[[ RECORDS FOR THIS TASK open ]]

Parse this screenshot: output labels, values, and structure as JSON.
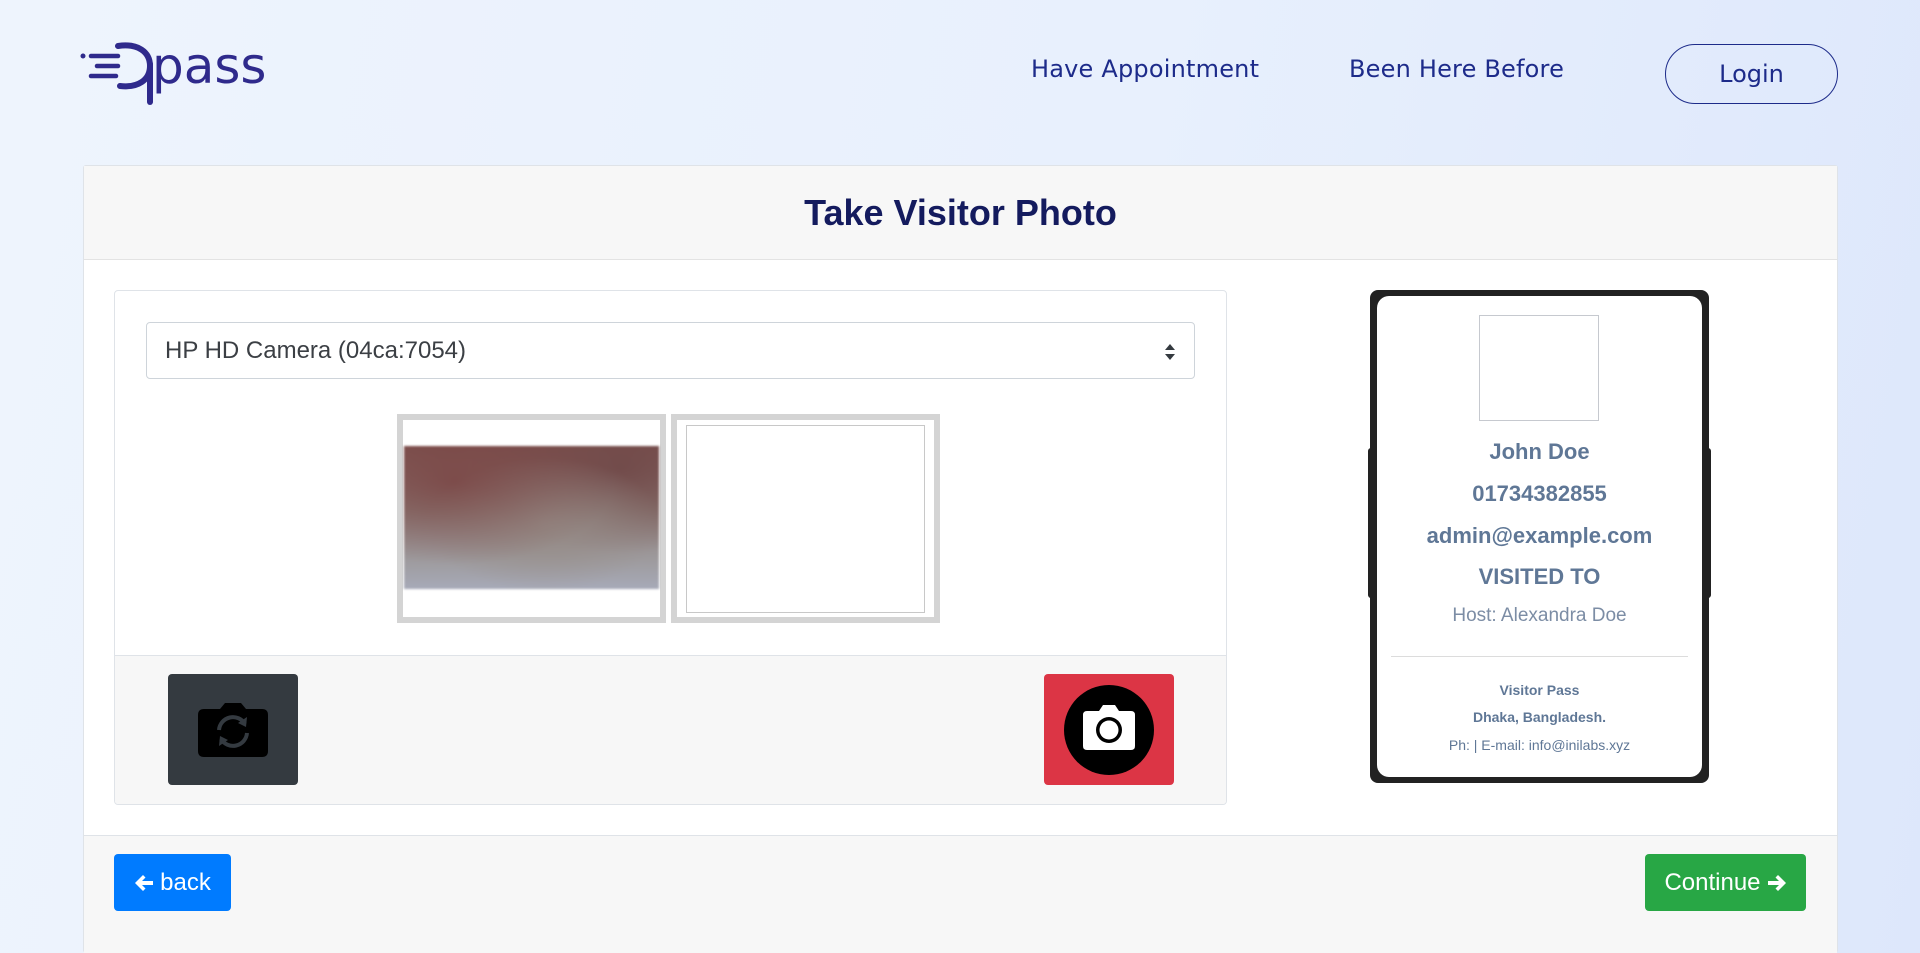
{
  "header": {
    "logo_text": "pass",
    "nav": {
      "have_appointment": "Have Appointment",
      "been_here_before": "Been Here Before"
    },
    "login_label": "Login"
  },
  "card": {
    "title": "Take Visitor Photo"
  },
  "camera": {
    "selected_device": "HP HD Camera (04ca:7054)",
    "switch_icon": "camera-switch-icon",
    "capture_icon": "camera-icon"
  },
  "visitor_pass": {
    "name": "John Doe",
    "phone": "01734382855",
    "email": "admin@example.com",
    "visited_to": "VISITED TO",
    "host": "Host: Alexandra Doe",
    "company": "Visitor Pass",
    "address": "Dhaka, Bangladesh.",
    "contact": "Ph: | E-mail: info@inilabs.xyz"
  },
  "footer": {
    "back_label": "back",
    "back_icon": "arrow-left-icon",
    "continue_label": "Continue",
    "continue_icon": "arrow-right-icon"
  },
  "colors": {
    "brand": "#2f2a8c",
    "nav_text": "#1d2b8a",
    "title": "#141b5e",
    "back_button": "#007bff",
    "continue_button": "#28a745",
    "capture_button": "#dc3545",
    "switch_button": "#343a40"
  }
}
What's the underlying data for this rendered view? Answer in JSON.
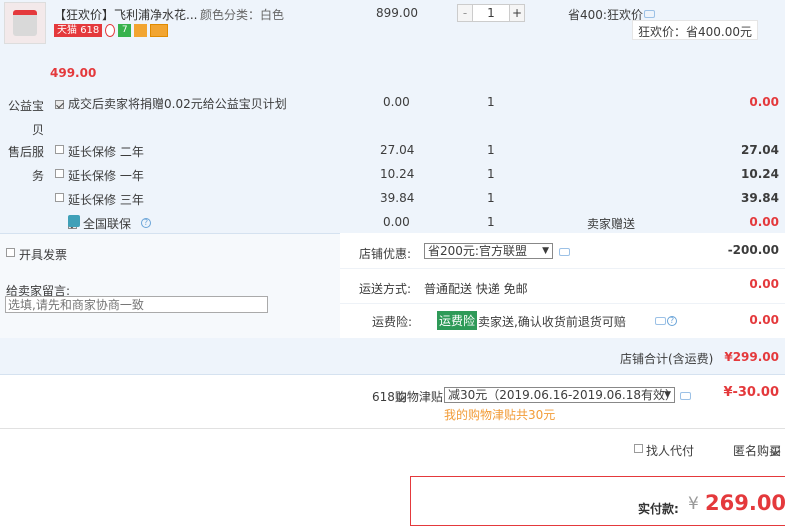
{
  "item": {
    "title": "【狂欢价】飞利浦净水花...",
    "sku": "颜色分类：白色",
    "price": "899.00",
    "qty": "1",
    "discount_tag": "省400:狂欢价",
    "discount_detail": "狂欢价：省400.00元",
    "subtotal": "499.00",
    "badges": {
      "tmall": "天猫",
      "festival": "618"
    }
  },
  "charity": {
    "label": "公益宝贝",
    "text": "成交后卖家将捐赠0.02元给公益宝贝计划",
    "price": "0.00",
    "qty": "1",
    "total": "0.00"
  },
  "services": {
    "label": "售后服务",
    "rows": [
      {
        "name": "延长保修 二年",
        "price": "27.04",
        "qty": "1",
        "total": "27.04",
        "checked": false
      },
      {
        "name": "延长保修 一年",
        "price": "10.24",
        "qty": "1",
        "total": "10.24",
        "checked": false
      },
      {
        "name": "延长保修 三年",
        "price": "39.84",
        "qty": "1",
        "total": "39.84",
        "checked": false
      },
      {
        "name": "全国联保",
        "price": "0.00",
        "qty": "1",
        "total": "0.00",
        "checked": true,
        "note": "卖家赠送"
      }
    ]
  },
  "invoice": {
    "label": "开具发票"
  },
  "shop_discount": {
    "label": "店铺优惠:",
    "value": "省200元:官方联盟",
    "amount": "-200.00"
  },
  "message": {
    "label": "给卖家留言:",
    "placeholder": "选填,请先和商家协商一致"
  },
  "shipping": {
    "label": "运送方式:",
    "value": "普通配送 快递 免邮",
    "amount": "0.00"
  },
  "insurance": {
    "label": "运费险:",
    "tag": "运费险",
    "text": "卖家送,确认收货前退货可赔",
    "amount": "0.00"
  },
  "shop_total": {
    "label": "店铺合计(含运费)",
    "amount": "¥299.00"
  },
  "allowance": {
    "label": "618购物津贴",
    "value": "减30元（2019.06.16-2019.06.18有效）",
    "amount": "¥-30.00",
    "note": "我的购物津贴共30元"
  },
  "options": {
    "proxy": "找人代付",
    "anonymous": "匿名购买"
  },
  "payment": {
    "label": "实付款:",
    "currency": "¥",
    "amount": "269.00"
  },
  "colors": {
    "accent": "#e4393c",
    "row_bg": "#eef4fb",
    "orange": "#f29c38"
  }
}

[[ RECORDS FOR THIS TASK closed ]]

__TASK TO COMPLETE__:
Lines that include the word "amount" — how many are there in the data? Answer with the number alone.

__YOUR SOLUTION__:
6